Eddie Ralar was going through five hours of dialysis three days a week until Diego donated a kidney to him, becoming the first person in Hawaii to donate an organ to a stranger. That was 10 years ago this month.
"After I recovered from the surgery, it’s been fine," Diego said. "I feel a connection. I gained a new family through Eddie."
About 12 others have followed in Diego’s footsteps in the islands, dramatically improving the quality of life for the organ recipients, but more than 400 people in Hawaii are still on a waiting list for an organ transplant, said Diana Pinard, director of organizational planning and operations for the National Kidney Foundation of Hawaii. About 92 percent of them need a kidney.
The foundation is trying to sign up more people to arrange for their organs to be donated after death.

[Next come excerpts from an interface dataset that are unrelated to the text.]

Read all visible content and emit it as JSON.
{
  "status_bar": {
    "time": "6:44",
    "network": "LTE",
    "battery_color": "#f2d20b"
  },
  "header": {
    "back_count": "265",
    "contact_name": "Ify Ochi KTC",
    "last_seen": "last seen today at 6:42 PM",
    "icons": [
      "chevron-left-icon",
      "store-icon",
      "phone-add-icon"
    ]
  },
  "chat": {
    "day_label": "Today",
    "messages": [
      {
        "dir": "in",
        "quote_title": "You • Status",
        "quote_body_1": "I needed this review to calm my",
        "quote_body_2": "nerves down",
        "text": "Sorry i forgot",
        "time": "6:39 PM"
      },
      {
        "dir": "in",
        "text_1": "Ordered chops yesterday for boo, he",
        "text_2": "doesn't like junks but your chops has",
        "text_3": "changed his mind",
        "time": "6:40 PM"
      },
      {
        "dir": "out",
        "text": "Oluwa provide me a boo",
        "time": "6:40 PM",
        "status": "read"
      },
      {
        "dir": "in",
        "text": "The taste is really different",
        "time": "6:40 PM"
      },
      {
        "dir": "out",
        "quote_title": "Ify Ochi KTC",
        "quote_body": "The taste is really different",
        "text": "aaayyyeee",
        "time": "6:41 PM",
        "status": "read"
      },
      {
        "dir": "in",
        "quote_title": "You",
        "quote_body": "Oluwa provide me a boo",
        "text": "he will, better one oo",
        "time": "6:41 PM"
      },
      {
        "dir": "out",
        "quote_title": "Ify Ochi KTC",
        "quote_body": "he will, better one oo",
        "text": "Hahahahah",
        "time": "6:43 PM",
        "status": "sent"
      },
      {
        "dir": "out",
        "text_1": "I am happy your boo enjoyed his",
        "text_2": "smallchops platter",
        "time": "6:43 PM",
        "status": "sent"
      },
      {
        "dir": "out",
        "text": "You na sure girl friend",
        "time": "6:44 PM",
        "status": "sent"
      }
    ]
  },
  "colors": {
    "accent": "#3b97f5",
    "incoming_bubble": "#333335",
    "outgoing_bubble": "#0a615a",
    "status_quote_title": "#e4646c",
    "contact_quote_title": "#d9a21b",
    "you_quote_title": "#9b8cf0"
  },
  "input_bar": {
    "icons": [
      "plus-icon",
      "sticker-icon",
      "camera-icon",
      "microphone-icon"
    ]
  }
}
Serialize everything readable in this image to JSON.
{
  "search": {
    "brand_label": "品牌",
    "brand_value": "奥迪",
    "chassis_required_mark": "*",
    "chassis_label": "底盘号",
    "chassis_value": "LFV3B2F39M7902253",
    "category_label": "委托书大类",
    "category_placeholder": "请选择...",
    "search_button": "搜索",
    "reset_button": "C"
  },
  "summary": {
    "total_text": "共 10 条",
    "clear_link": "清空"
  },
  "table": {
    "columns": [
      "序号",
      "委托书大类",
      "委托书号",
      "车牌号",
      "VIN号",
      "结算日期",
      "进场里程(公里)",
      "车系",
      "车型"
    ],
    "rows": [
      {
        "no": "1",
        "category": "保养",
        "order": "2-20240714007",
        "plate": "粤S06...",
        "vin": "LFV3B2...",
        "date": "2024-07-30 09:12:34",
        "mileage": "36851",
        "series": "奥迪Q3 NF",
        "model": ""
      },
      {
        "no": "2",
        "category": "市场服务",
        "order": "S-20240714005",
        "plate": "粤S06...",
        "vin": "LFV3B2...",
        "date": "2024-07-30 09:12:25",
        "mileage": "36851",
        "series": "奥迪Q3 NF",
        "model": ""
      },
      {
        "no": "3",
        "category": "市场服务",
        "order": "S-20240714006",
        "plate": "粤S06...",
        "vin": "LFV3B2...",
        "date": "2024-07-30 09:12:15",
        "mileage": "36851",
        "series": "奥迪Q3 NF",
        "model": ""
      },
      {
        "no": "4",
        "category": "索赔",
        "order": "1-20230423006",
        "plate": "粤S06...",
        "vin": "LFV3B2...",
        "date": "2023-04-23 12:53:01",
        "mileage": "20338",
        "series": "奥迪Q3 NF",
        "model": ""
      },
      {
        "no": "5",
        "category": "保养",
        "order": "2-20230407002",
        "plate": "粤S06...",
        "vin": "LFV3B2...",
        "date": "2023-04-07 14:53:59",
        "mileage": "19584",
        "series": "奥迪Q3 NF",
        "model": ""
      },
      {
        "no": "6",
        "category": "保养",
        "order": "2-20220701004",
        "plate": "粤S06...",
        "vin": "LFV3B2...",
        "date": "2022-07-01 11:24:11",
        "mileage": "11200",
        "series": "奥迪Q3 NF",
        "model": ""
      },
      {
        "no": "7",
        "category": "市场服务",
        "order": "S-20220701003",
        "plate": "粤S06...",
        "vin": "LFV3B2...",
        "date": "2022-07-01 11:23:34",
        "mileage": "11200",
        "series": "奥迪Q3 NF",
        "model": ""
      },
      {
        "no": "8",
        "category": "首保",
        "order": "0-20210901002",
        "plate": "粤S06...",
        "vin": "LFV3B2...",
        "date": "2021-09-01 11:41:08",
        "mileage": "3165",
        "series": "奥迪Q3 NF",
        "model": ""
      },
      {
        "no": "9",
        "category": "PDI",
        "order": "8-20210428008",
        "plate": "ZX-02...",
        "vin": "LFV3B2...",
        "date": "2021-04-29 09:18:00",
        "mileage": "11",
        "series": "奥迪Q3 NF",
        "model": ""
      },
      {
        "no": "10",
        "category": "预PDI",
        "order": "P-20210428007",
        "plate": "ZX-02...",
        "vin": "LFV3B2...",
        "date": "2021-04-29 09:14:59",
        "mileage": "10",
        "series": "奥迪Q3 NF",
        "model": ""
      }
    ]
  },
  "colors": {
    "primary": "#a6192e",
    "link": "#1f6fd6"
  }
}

To promote awareness of the fight against kidney disease, the foundation held an event Thursday, World Kidney Day, at Ala Moana Center Court. The foundation is also holding a free kidney screening at Ala Moana Hotel on Friday. Email firstname.lastname@example.org to pre-register.
Pinard said it is important to educate people about chronic kidney disease — which can be caused by diabetes, high blood pressure and heredity, among other conditions — because it is irreversible. People whose kidneys have stopped working must go on dialysis or get an organ transplant. More than 3,000 Hawaii residents are on dialysis.

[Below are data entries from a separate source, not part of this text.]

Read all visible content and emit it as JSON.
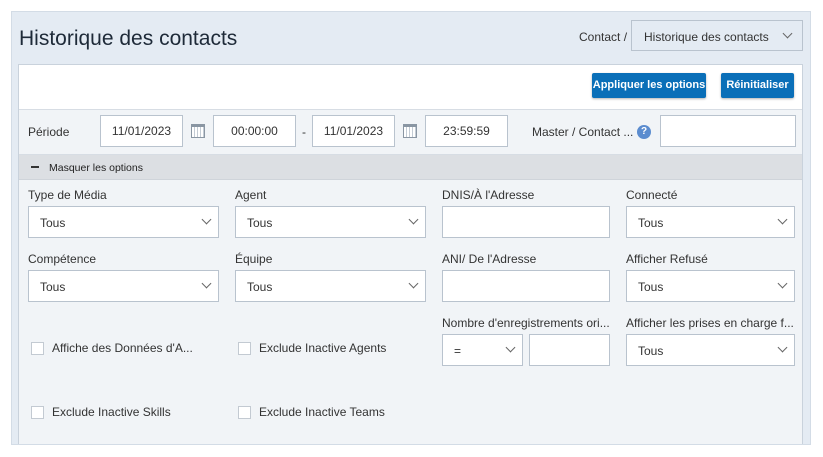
{
  "header": {
    "title": "Historique des contacts",
    "breadcrumb_prefix": "Contact /",
    "breadcrumb_selected": "Historique des contacts"
  },
  "toolbar": {
    "apply_label": "Appliquer les options",
    "reset_label": "Réinitialiser"
  },
  "period": {
    "label": "Période",
    "start_date": "11/01/2023",
    "start_time": "00:00:00",
    "separator": "-",
    "end_date": "11/01/2023",
    "end_time": "23:59:59",
    "master_label": "Master / Contact ...",
    "master_value": ""
  },
  "options": {
    "toggle_label": "Masquer les options",
    "media_type": {
      "label": "Type de Média",
      "value": "Tous"
    },
    "agent": {
      "label": "Agent",
      "value": "Tous"
    },
    "dnis": {
      "label": "DNIS/À l'Adresse",
      "value": ""
    },
    "connected": {
      "label": "Connecté",
      "value": "Tous"
    },
    "skill": {
      "label": "Compétence",
      "value": "Tous"
    },
    "team": {
      "label": "Équipe",
      "value": "Tous"
    },
    "ani": {
      "label": "ANI/ De l'Adresse",
      "value": ""
    },
    "show_refused": {
      "label": "Afficher Refusé",
      "value": "Tous"
    },
    "record_count": {
      "label": "Nombre d'enregistrements ori...",
      "operator": "=",
      "value": ""
    },
    "show_handled": {
      "label": "Afficher les prises en charge f...",
      "value": "Tous"
    },
    "checkboxes": [
      {
        "label": "Affiche des Données d'A...",
        "checked": false
      },
      {
        "label": "Exclude Inactive Agents",
        "checked": false
      },
      {
        "label": "Exclude Inactive Skills",
        "checked": false
      },
      {
        "label": "Exclude Inactive Teams",
        "checked": false
      }
    ]
  },
  "colors": {
    "accent": "#0a6fb8",
    "frame_bg": "#e4ebf3",
    "bar_bg": "#f1f4f7"
  },
  "icons": [
    "calendar-icon",
    "help-icon",
    "chevron-down-icon",
    "minus-icon"
  ]
}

Despite the long hours for dialysis, many people still live normal lives and are "heroes … because they go through the suffering every day, and they just keep going," Pinard said.
When Diego donated her kidney on March 20, 2002, she was looking for a way to give back after having relied on charity when she was raising her two boys in the 1980s. Diego’s only stipulation was that her kidney stay in Hawaii.
She and Ralar were a 100 percent match. After meeting, they found they had several things in common, such as being the same age and each having a daughter named Nohea.
"If I had more (kidneys), I would certainly do it again," Diego said, adding that she has become friends with others who have donated organs to strangers.
Ralar, who lives on Maui, said the donation has been a blessing that’s allowed him to spend more time with his family and four grandkids, work a full-time job as a chef and perform Hawaiian music with his wife several nights a week. Ralar and Diego continue to see each other on special occasions throughout the year.
Ralar said doctors are amazed at how well he’s doing, which he said is all "thanks to Lorena, my angel."